▸ Problem details:
Omit all pictures, then repeat the listing exactly.
Task material section start
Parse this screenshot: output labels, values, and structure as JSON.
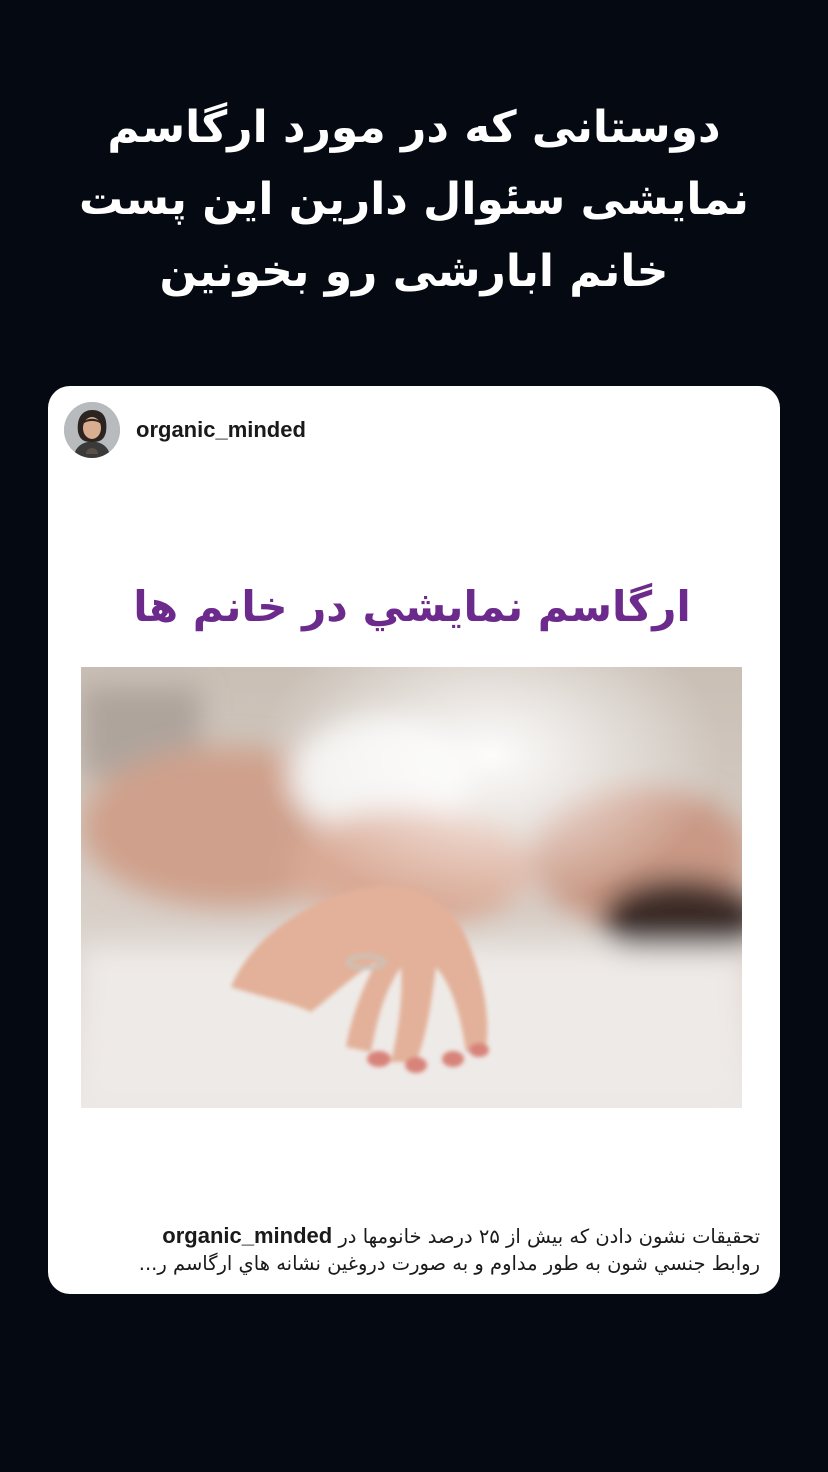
{
  "story": {
    "caption_lines": [
      "دوستانی که در مورد ارگاسم",
      "نمایشی سئوال دارین این پست",
      "خانم ابارشی رو بخونین"
    ]
  },
  "post": {
    "username": "organic_minded",
    "media_title": "ارگاسم نمايشي در خانم ها",
    "caption": {
      "username": "organic_minded",
      "line1_text": "تحقیقات نشون دادن که بیش از ۲۵ درصد خانومها در",
      "line2_text": "روابط جنسي شون به طور مداوم و به صورت دروغين نشانه هاي ارگاسم ر..."
    }
  },
  "colors": {
    "background": "#050911",
    "card": "#ffffff",
    "media_title": "#6b2a8c",
    "story_text": "#ffffff"
  }
}
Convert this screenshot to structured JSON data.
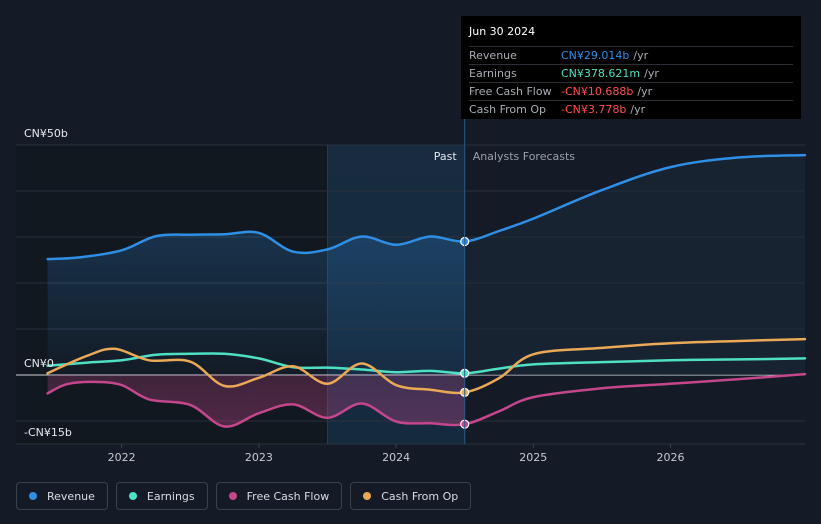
{
  "chart_data": {
    "type": "line",
    "y_axis_labels": [
      {
        "text": "CN¥50b",
        "value": 50
      },
      {
        "text": "CN¥0",
        "value": 0
      },
      {
        "text": "-CN¥15b",
        "value": -15
      }
    ],
    "ylim": [
      -15,
      50
    ],
    "x_ticks": [
      {
        "label": "2022",
        "value": 2022
      },
      {
        "label": "2023",
        "value": 2023
      },
      {
        "label": "2024",
        "value": 2024
      },
      {
        "label": "2025",
        "value": 2025
      },
      {
        "label": "2026",
        "value": 2026
      }
    ],
    "xlim": [
      2021.23,
      2026.98
    ],
    "past_label": "Past",
    "forecast_label": "Analysts Forecasts",
    "divider_x": 2024.5,
    "highlight_start": 2023.5,
    "series": [
      {
        "name": "Revenue",
        "color": "#2f8fe6",
        "points": [
          [
            2021.46,
            25.2
          ],
          [
            2021.7,
            25.6
          ],
          [
            2022.0,
            27.1
          ],
          [
            2022.25,
            30.2
          ],
          [
            2022.5,
            30.5
          ],
          [
            2022.75,
            30.6
          ],
          [
            2023.0,
            30.9
          ],
          [
            2023.25,
            26.8
          ],
          [
            2023.5,
            27.3
          ],
          [
            2023.75,
            30.1
          ],
          [
            2024.0,
            28.3
          ],
          [
            2024.25,
            30.1
          ],
          [
            2024.5,
            29.014
          ],
          [
            2024.75,
            31.3
          ],
          [
            2025.0,
            34.0
          ],
          [
            2025.5,
            40.2
          ],
          [
            2026.0,
            45.2
          ],
          [
            2026.5,
            47.3
          ],
          [
            2026.98,
            47.8
          ]
        ],
        "forecast_from": 2024.5
      },
      {
        "name": "Earnings",
        "color": "#4fe0c4",
        "points": [
          [
            2021.46,
            2.0
          ],
          [
            2021.75,
            2.7
          ],
          [
            2022.0,
            3.2
          ],
          [
            2022.25,
            4.4
          ],
          [
            2022.5,
            4.6
          ],
          [
            2022.75,
            4.6
          ],
          [
            2023.0,
            3.6
          ],
          [
            2023.25,
            1.7
          ],
          [
            2023.5,
            1.6
          ],
          [
            2023.75,
            1.2
          ],
          [
            2024.0,
            0.6
          ],
          [
            2024.25,
            0.9
          ],
          [
            2024.5,
            0.379
          ],
          [
            2024.75,
            1.4
          ],
          [
            2025.0,
            2.3
          ],
          [
            2025.5,
            2.8
          ],
          [
            2026.0,
            3.2
          ],
          [
            2026.5,
            3.4
          ],
          [
            2026.98,
            3.6
          ]
        ],
        "forecast_from": 2024.5
      },
      {
        "name": "Free Cash Flow",
        "color": "#c4468c",
        "points": [
          [
            2021.46,
            -4.0
          ],
          [
            2021.6,
            -2.0
          ],
          [
            2021.8,
            -1.5
          ],
          [
            2022.0,
            -2.2
          ],
          [
            2022.2,
            -5.3
          ],
          [
            2022.5,
            -6.5
          ],
          [
            2022.75,
            -11.2
          ],
          [
            2023.0,
            -8.3
          ],
          [
            2023.25,
            -6.4
          ],
          [
            2023.5,
            -9.3
          ],
          [
            2023.75,
            -6.2
          ],
          [
            2024.0,
            -10.1
          ],
          [
            2024.25,
            -10.5
          ],
          [
            2024.5,
            -10.688
          ],
          [
            2024.75,
            -7.9
          ],
          [
            2025.0,
            -4.8
          ],
          [
            2025.5,
            -2.9
          ],
          [
            2026.0,
            -1.9
          ],
          [
            2026.5,
            -0.9
          ],
          [
            2026.98,
            0.2
          ]
        ],
        "forecast_from": 2024.5
      },
      {
        "name": "Cash From Op",
        "color": "#e9a957",
        "points": [
          [
            2021.46,
            0.4
          ],
          [
            2021.75,
            4.2
          ],
          [
            2021.95,
            5.7
          ],
          [
            2022.2,
            3.2
          ],
          [
            2022.5,
            2.9
          ],
          [
            2022.75,
            -2.4
          ],
          [
            2023.0,
            -0.6
          ],
          [
            2023.25,
            1.9
          ],
          [
            2023.5,
            -1.9
          ],
          [
            2023.75,
            2.5
          ],
          [
            2024.0,
            -2.2
          ],
          [
            2024.25,
            -3.2
          ],
          [
            2024.5,
            -3.778
          ],
          [
            2024.75,
            -0.7
          ],
          [
            2025.0,
            4.5
          ],
          [
            2025.5,
            5.9
          ],
          [
            2026.0,
            6.9
          ],
          [
            2026.5,
            7.4
          ],
          [
            2026.98,
            7.8
          ]
        ],
        "forecast_from": 2024.5
      }
    ]
  },
  "tooltip": {
    "date": "Jun 30 2024",
    "rows": [
      {
        "label": "Revenue",
        "value": "CN¥29.014b",
        "unit": "/yr",
        "color": "#2f8fe6"
      },
      {
        "label": "Earnings",
        "value": "CN¥378.621m",
        "unit": "/yr",
        "color": "#4fe0c4"
      },
      {
        "label": "Free Cash Flow",
        "value": "-CN¥10.688b",
        "unit": "/yr",
        "color": "#ff4d4d"
      },
      {
        "label": "Cash From Op",
        "value": "-CN¥3.778b",
        "unit": "/yr",
        "color": "#ff4d4d"
      }
    ]
  },
  "legend": [
    {
      "label": "Revenue",
      "color": "#2f8fe6"
    },
    {
      "label": "Earnings",
      "color": "#4fe0c4"
    },
    {
      "label": "Free Cash Flow",
      "color": "#c4468c"
    },
    {
      "label": "Cash From Op",
      "color": "#e9a957"
    }
  ]
}
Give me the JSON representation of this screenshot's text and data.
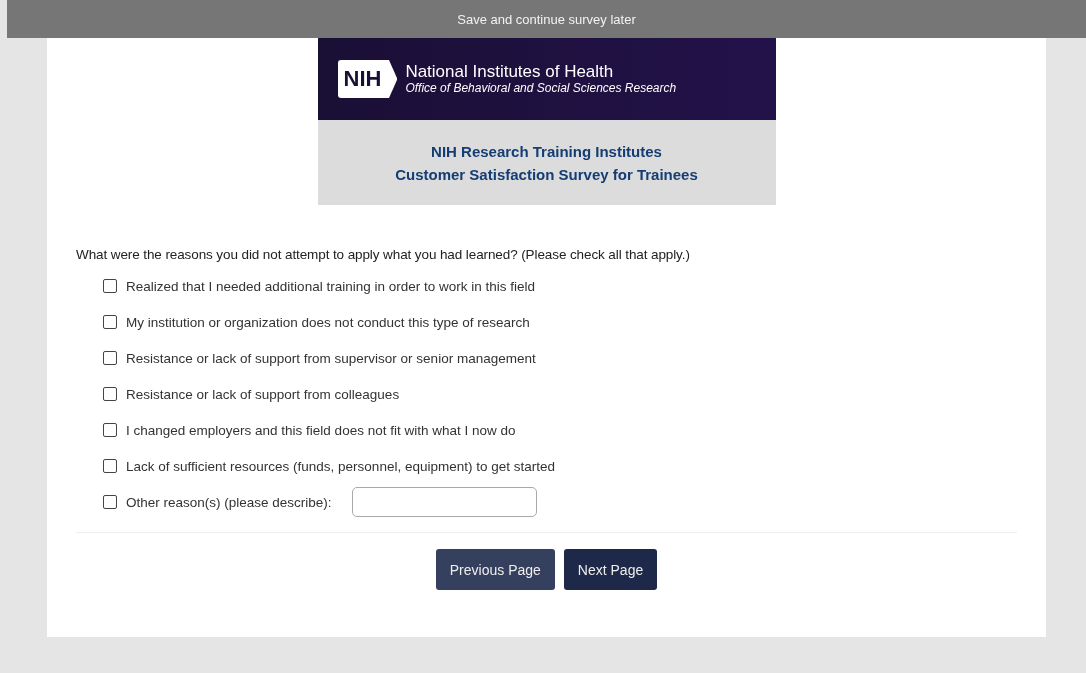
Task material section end
▸ Answer section:
Parse this screenshot: output labels, values, and structure as JSON.
{
  "story": {
    "caption_lines": [
      "دوستانی که در مورد ارگاسم",
      "نمایشی سئوال دارین این پست",
      "خانم ابارشی رو بخونین"
    ]
  },
  "post": {
    "username": "organic_minded",
    "media_title": "ارگاسم نمايشي در خانم ها",
    "caption": {
      "username": "organic_minded",
      "line1_text": "تحقیقات نشون دادن که بیش از ۲۵ درصد خانومها در",
      "line2_text": "روابط جنسي شون به طور مداوم و به صورت دروغين نشانه هاي ارگاسم ر..."
    }
  },
  "colors": {
    "background": "#050911",
    "card": "#ffffff",
    "media_title": "#6b2a8c",
    "story_text": "#ffffff"
  }
}
Convert this screenshot to structured JSON data.
{
  "chart_data": {
    "type": "line",
    "y_axis_labels": [
      {
        "text": "CN¥50b",
        "value": 50
      },
      {
        "text": "CN¥0",
        "value": 0
      },
      {
        "text": "-CN¥15b",
        "value": -15
      }
    ],
    "ylim": [
      -15,
      50
    ],
    "x_ticks": [
      {
        "label": "2022",
        "value": 2022
      },
      {
        "label": "2023",
        "value": 2023
      },
      {
        "label": "2024",
        "value": 2024
      },
      {
        "label": "2025",
        "value": 2025
      },
      {
        "label": "2026",
        "value": 2026
      }
    ],
    "xlim": [
      2021.23,
      2026.98
    ],
    "past_label": "Past",
    "forecast_label": "Analysts Forecasts",
    "divider_x": 2024.5,
    "highlight_start": 2023.5,
    "series": [
      {
        "name": "Revenue",
        "color": "#2f8fe6",
        "points": [
          [
            2021.46,
            25.2
          ],
          [
            2021.7,
            25.6
          ],
          [
            2022.0,
            27.1
          ],
          [
            2022.25,
            30.2
          ],
          [
            2022.5,
            30.5
          ],
          [
            2022.75,
            30.6
          ],
          [
            2023.0,
            30.9
          ],
          [
            2023.25,
            26.8
          ],
          [
            2023.5,
            27.3
          ],
          [
            2023.75,
            30.1
          ],
          [
            2024.0,
            28.3
          ],
          [
            2024.25,
            30.1
          ],
          [
            2024.5,
            29.014
          ],
          [
            2024.75,
            31.3
          ],
          [
            2025.0,
            34.0
          ],
          [
            2025.5,
            40.2
          ],
          [
            2026.0,
            45.2
          ],
          [
            2026.5,
            47.3
          ],
          [
            2026.98,
            47.8
          ]
        ],
        "forecast_from": 2024.5
      },
      {
        "name": "Earnings",
        "color": "#4fe0c4",
        "points": [
          [
            2021.46,
            2.0
          ],
          [
            2021.75,
            2.7
          ],
          [
            2022.0,
            3.2
          ],
          [
            2022.25,
            4.4
          ],
          [
            2022.5,
            4.6
          ],
          [
            2022.75,
            4.6
          ],
          [
            2023.0,
            3.6
          ],
          [
            2023.25,
            1.7
          ],
          [
            2023.5,
            1.6
          ],
          [
            2023.75,
            1.2
          ],
          [
            2024.0,
            0.6
          ],
          [
            2024.25,
            0.9
          ],
          [
            2024.5,
            0.379
          ],
          [
            2024.75,
            1.4
          ],
          [
            2025.0,
            2.3
          ],
          [
            2025.5,
            2.8
          ],
          [
            2026.0,
            3.2
          ],
          [
            2026.5,
            3.4
          ],
          [
            2026.98,
            3.6
          ]
        ],
        "forecast_from": 2024.5
      },
      {
        "name": "Free Cash Flow",
        "color": "#c4468c",
        "points": [
          [
            2021.46,
            -4.0
          ],
          [
            2021.6,
            -2.0
          ],
          [
            2021.8,
            -1.5
          ],
          [
            2022.0,
            -2.2
          ],
          [
            2022.2,
            -5.3
          ],
          [
            2022.5,
            -6.5
          ],
          [
            2022.75,
            -11.2
          ],
          [
            2023.0,
            -8.3
          ],
          [
            2023.25,
            -6.4
          ],
          [
            2023.5,
            -9.3
          ],
          [
            2023.75,
            -6.2
          ],
          [
            2024.0,
            -10.1
          ],
          [
            2024.25,
            -10.5
          ],
          [
            2024.5,
            -10.688
          ],
          [
            2024.75,
            -7.9
          ],
          [
            2025.0,
            -4.8
          ],
          [
            2025.5,
            -2.9
          ],
          [
            2026.0,
            -1.9
          ],
          [
            2026.5,
            -0.9
          ],
          [
            2026.98,
            0.2
          ]
        ],
        "forecast_from": 2024.5
      },
      {
        "name": "Cash From Op",
        "color": "#e9a957",
        "points": [
          [
            2021.46,
            0.4
          ],
          [
            2021.75,
            4.2
          ],
          [
            2021.95,
            5.7
          ],
          [
            2022.2,
            3.2
          ],
          [
            2022.5,
            2.9
          ],
          [
            2022.75,
            -2.4
          ],
          [
            2023.0,
            -0.6
          ],
          [
            2023.25,
            1.9
          ],
          [
            2023.5,
            -1.9
          ],
          [
            2023.75,
            2.5
          ],
          [
            2024.0,
            -2.2
          ],
          [
            2024.25,
            -3.2
          ],
          [
            2024.5,
            -3.778
          ],
          [
            2024.75,
            -0.7
          ],
          [
            2025.0,
            4.5
          ],
          [
            2025.5,
            5.9
          ],
          [
            2026.0,
            6.9
          ],
          [
            2026.5,
            7.4
          ],
          [
            2026.98,
            7.8
          ]
        ],
        "forecast_from": 2024.5
      }
    ]
  },
  "tooltip": {
    "date": "Jun 30 2024",
    "rows": [
      {
        "label": "Revenue",
        "value": "CN¥29.014b",
        "unit": "/yr",
        "color": "#2f8fe6"
      },
      {
        "label": "Earnings",
        "value": "CN¥378.621m",
        "unit": "/yr",
        "color": "#4fe0c4"
      },
      {
        "label": "Free Cash Flow",
        "value": "-CN¥10.688b",
        "unit": "/yr",
        "color": "#ff4d4d"
      },
      {
        "label": "Cash From Op",
        "value": "-CN¥3.778b",
        "unit": "/yr",
        "color": "#ff4d4d"
      }
    ]
  },
  "legend": [
    {
      "label": "Revenue",
      "color": "#2f8fe6"
    },
    {
      "label": "Earnings",
      "color": "#4fe0c4"
    },
    {
      "label": "Free Cash Flow",
      "color": "#c4468c"
    },
    {
      "label": "Cash From Op",
      "color": "#e9a957"
    }
  ]
}
Give me the JSON representation of this screenshot's text and data.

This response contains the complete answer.